• _Task requirements_
The required answer is every line of the data containing the word "Xcode".

• _Provided records_
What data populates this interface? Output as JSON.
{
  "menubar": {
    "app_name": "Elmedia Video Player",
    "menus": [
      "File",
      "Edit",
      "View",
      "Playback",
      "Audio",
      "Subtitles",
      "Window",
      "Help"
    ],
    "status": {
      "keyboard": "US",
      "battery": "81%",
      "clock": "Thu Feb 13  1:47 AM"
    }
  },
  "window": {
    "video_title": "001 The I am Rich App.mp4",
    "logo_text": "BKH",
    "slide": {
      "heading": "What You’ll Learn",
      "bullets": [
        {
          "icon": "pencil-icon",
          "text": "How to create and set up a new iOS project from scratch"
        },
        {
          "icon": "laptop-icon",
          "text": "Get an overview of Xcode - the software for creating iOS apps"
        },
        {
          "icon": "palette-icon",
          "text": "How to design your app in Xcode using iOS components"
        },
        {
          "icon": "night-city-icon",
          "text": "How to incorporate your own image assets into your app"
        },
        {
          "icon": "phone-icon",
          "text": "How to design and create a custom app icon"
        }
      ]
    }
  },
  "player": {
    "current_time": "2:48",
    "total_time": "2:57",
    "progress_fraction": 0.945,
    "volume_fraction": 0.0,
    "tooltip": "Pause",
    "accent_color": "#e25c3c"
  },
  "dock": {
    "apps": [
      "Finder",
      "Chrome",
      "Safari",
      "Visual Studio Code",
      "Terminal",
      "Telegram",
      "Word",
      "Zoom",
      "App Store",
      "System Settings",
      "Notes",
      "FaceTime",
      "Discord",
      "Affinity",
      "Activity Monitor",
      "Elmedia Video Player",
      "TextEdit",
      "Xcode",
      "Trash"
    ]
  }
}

• _Solution to this exercise_
          "text": "Get an overview of Xcode - the software for creating iOS apps"
          "text": "How to design your app in Xcode using iOS components"
      "Xcode",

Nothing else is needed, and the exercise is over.